Universal Basic Income & Other Gifts We Have To Imagine To Make Them Real

Jason Boog
May 23 · 3 min read

Every year, poets and readers get together to read Bernadette Mayer’s 120-page poem out-loud, celebrating a single day in the life of a poet in 1978.

Locus Solus blog describes the birth of this poem more than 40 years ago…

On December 22, 1978, the young American poet Bernadette Mayer undertook an unusual experiment that she had been planning for weeks. She wrote an entire book-length poem during and about the events and thoughts she experienced on that particular day.
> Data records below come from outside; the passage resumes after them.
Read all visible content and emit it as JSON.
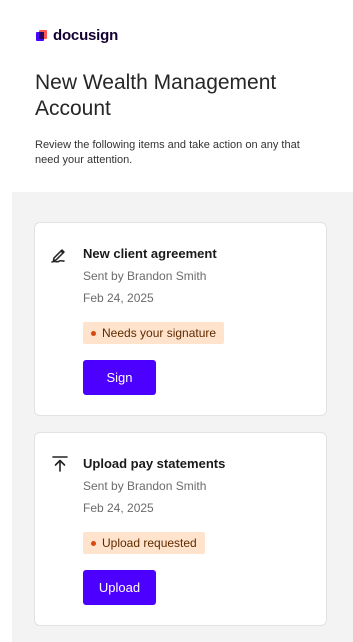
{
  "brand": {
    "name": "docusign",
    "colors": {
      "purple": "#4c00ff",
      "coral": "#ff5252",
      "ink": "#130032"
    }
  },
  "header": {
    "title": "New Wealth Management Account",
    "subtitle": "Review the following items and take action on any that need your attention."
  },
  "items": [
    {
      "icon": "pen-sign-icon",
      "title": "New client agreement",
      "sender": "Sent by Brandon Smith",
      "date": "Feb 24, 2025",
      "status": "Needs your signature",
      "action_label": "Sign"
    },
    {
      "icon": "upload-arrow-icon",
      "title": "Upload pay statements",
      "sender": "Sent by Brandon Smith",
      "date": "Feb 24, 2025",
      "status": "Upload requested",
      "action_label": "Upload"
    }
  ],
  "colors": {
    "badge_bg": "#ffe3cc",
    "badge_dot": "#d9480f",
    "button": "#4c00ff"
  }
}
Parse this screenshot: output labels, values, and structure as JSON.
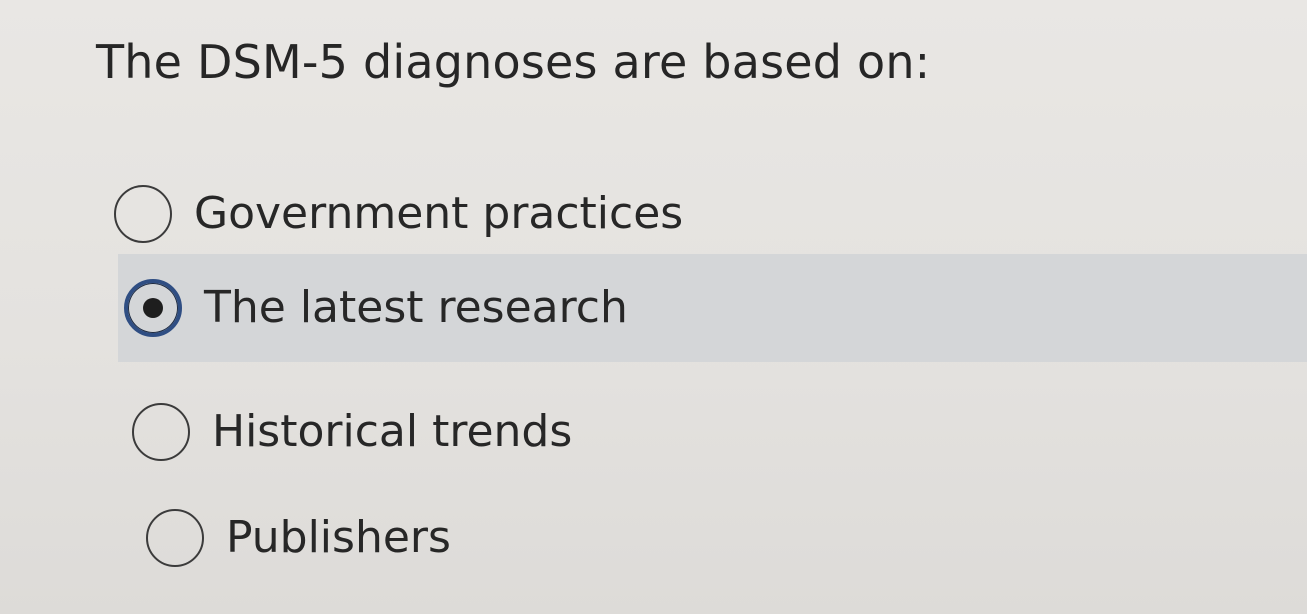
{
  "question": {
    "text": "The DSM-5 diagnoses are based on:"
  },
  "options": [
    {
      "label": "Government practices",
      "selected": false
    },
    {
      "label": "The latest research",
      "selected": true
    },
    {
      "label": "Historical trends",
      "selected": false
    },
    {
      "label": "Publishers",
      "selected": false
    }
  ],
  "colors": {
    "background": "#e6e4e1",
    "selected_row": "#d4d6d8",
    "selected_ring": "#2f4e83",
    "text": "#272727"
  }
}
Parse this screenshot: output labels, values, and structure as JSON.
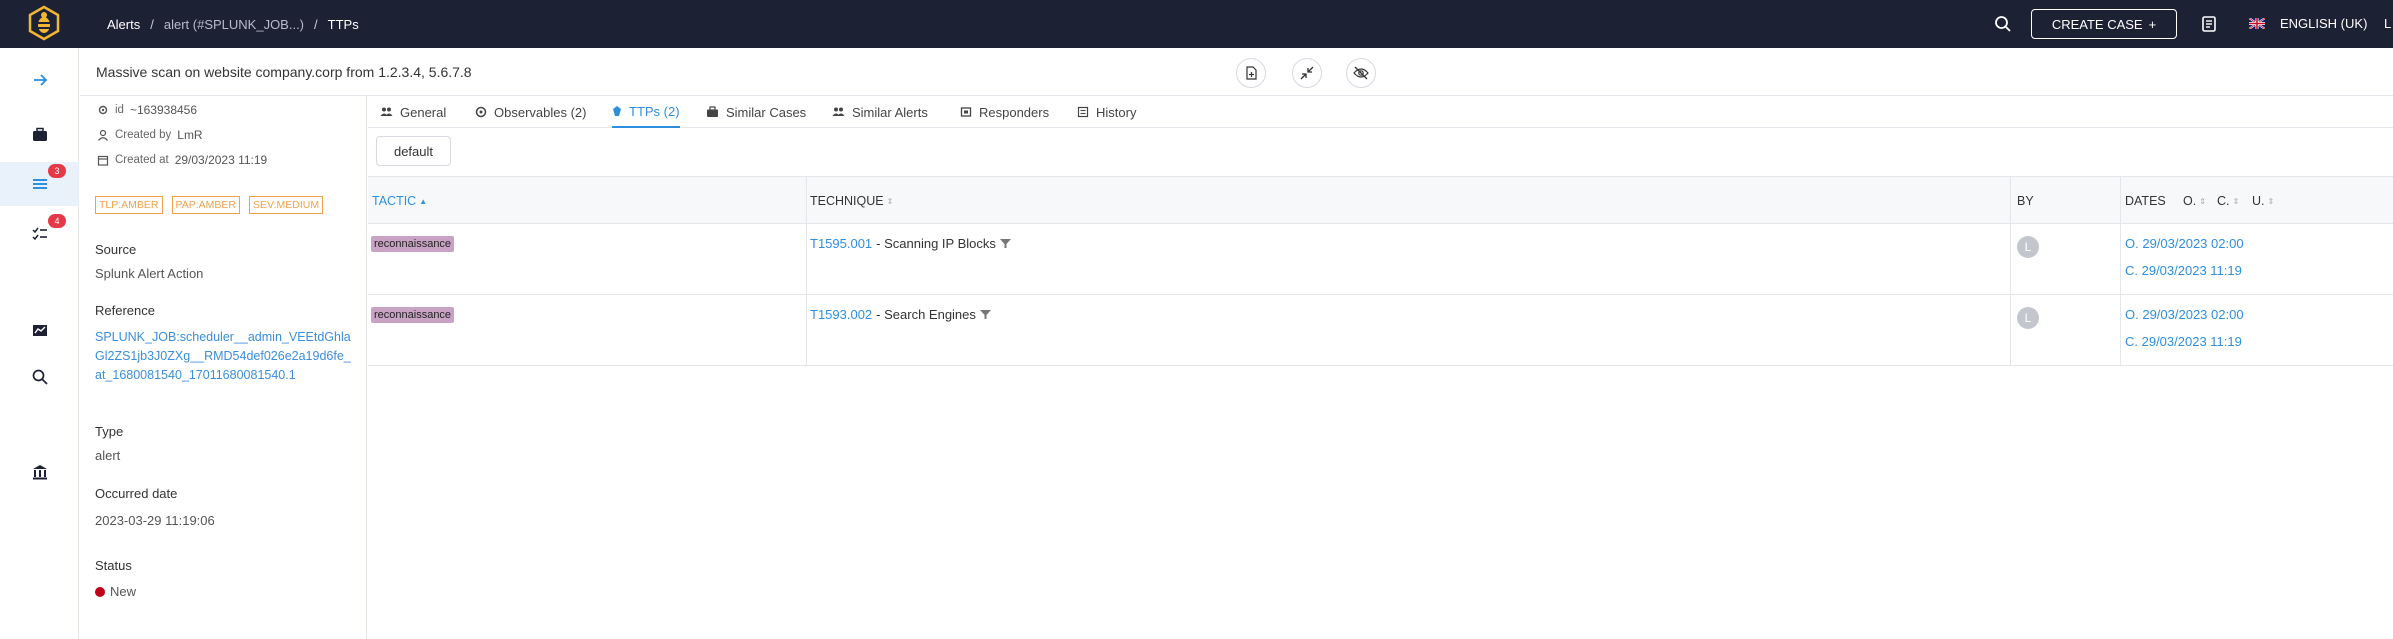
{
  "topbar": {
    "breadcrumbs": [
      "Alerts",
      "alert (#SPLUNK_JOB...)",
      "TTPs"
    ],
    "separator": "/",
    "create_case_label": "CREATE CASE",
    "create_case_plus": "+",
    "language": "ENGLISH (UK)",
    "language_overflow": "L"
  },
  "leftnav": {
    "alerts_badge": "3",
    "tasks_badge": "4"
  },
  "alert": {
    "title": "Massive scan on website company.corp from 1.2.3.4, 5.6.7.8"
  },
  "details": {
    "id_label": "id",
    "id_value": "~163938456",
    "created_by_label": "Created by",
    "created_by_value": "LmR",
    "created_at_label": "Created at",
    "created_at_value": "29/03/2023 11:19",
    "tags": [
      "TLP:AMBER",
      "PAP:AMBER",
      "SEV:MEDIUM"
    ],
    "source_label": "Source",
    "source_value": "Splunk Alert Action",
    "reference_label": "Reference",
    "reference_value": "SPLUNK_JOB:scheduler__admin_VEEtdGhlaGl2ZS1jb3J0ZXg__RMD54def026e2a19d6fe_at_1680081540_17011680081540.1",
    "type_label": "Type",
    "type_value": "alert",
    "occurred_label": "Occurred date",
    "occurred_value": "2023-03-29 11:19:06",
    "status_label": "Status",
    "status_value": "New",
    "status_color": "#c00016"
  },
  "tabs": [
    {
      "label": "General"
    },
    {
      "label": "Observables (2)"
    },
    {
      "label": "TTPs (2)"
    },
    {
      "label": "Similar Cases"
    },
    {
      "label": "Similar Alerts"
    },
    {
      "label": "Responders"
    },
    {
      "label": "History"
    }
  ],
  "filter_button": "default",
  "table": {
    "headers": {
      "tactic": "TACTIC",
      "technique": "TECHNIQUE",
      "by": "BY",
      "dates": "DATES",
      "o": "O.",
      "c": "C.",
      "u": "U."
    },
    "rows": [
      {
        "tactic": "reconnaissance",
        "technique_code": "T1595.001",
        "technique_name": " - Scanning IP Blocks",
        "by": "L",
        "occurred": "O. 29/03/2023 02:00",
        "created": "C. 29/03/2023 11:19"
      },
      {
        "tactic": "reconnaissance",
        "technique_code": "T1593.002",
        "technique_name": " - Search Engines",
        "by": "L",
        "occurred": "O. 29/03/2023 02:00",
        "created": "C. 29/03/2023 11:19"
      }
    ]
  },
  "colors": {
    "topbar_bg": "#1d2134",
    "accent": "#2d8fe0",
    "tag_amber": "#f0a14a",
    "badge_red": "#e53945",
    "tactic_pill": "#c9a3c4"
  }
}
She later described the resulting poem, which she titled Midwinter Day, as ‘a 120-page work in prose and poetry written on December 22, 1978, from notes, tapes, photographs, and memory.’

I discovered this poem through an audio essay created by Rachel James and The Creative Independent for this Organist podcast episode…

During the podcast, we can hear Mayer reading a list of presents she wished she could buy for the people in her life. In her narration, James explained how the repetition of dream gifts, read every single year by readers around the country, transforms the poem:

Something about this list of people Mayer wanted to buy gifts for being read aloud again and again over the course of 40 years makes the gifts real. In the poem, Bernadette uttered the presents into existence.

The Organist essay also explores the concept of Universal Basic Income, the idea that everyone in our country deserves enough money to survive, even if they don’t have the earning power.

Presidential candidate Andrew Yang has made Universal Basic Income part of his platform.

In the next 12 years, 1 out of 3 American workers is at risk of losing their jobs to new technologies — and unlike with previous waves of automation, this time new jobs will not appear quickly enough in large enough numbers to make up for it. To avoid an unprecedented crisis, we’re going to have to find a new solution, unlike anything we’ve done before. It all begins with Universal Basic Income for all American adults, no strings attached — a foundation on which a stable, prosperous, and just society can be built.

No matter what you think about Universal Basic Income, Mayer’s poem makes a powerful point.

If we can’t imagine the gifts we wish to give to the world, then they will never exist. If we don’t have stories or poems to share about making radical changes in our lives, those changes will never happen.

Transformation depends on our ability to imagine that change is possible — that’s why we need writers like Mayer. They tell us stories about a better life so we can dream alongside them.

These writers have given us gifts. By sharing their stories over and over again, we might be able to make those gifts real.

Photo by Joanna Kosinska on Unsplash

Jason Boog

Written by

Journalist, author & West Coast correspondent for Publishers Weekly.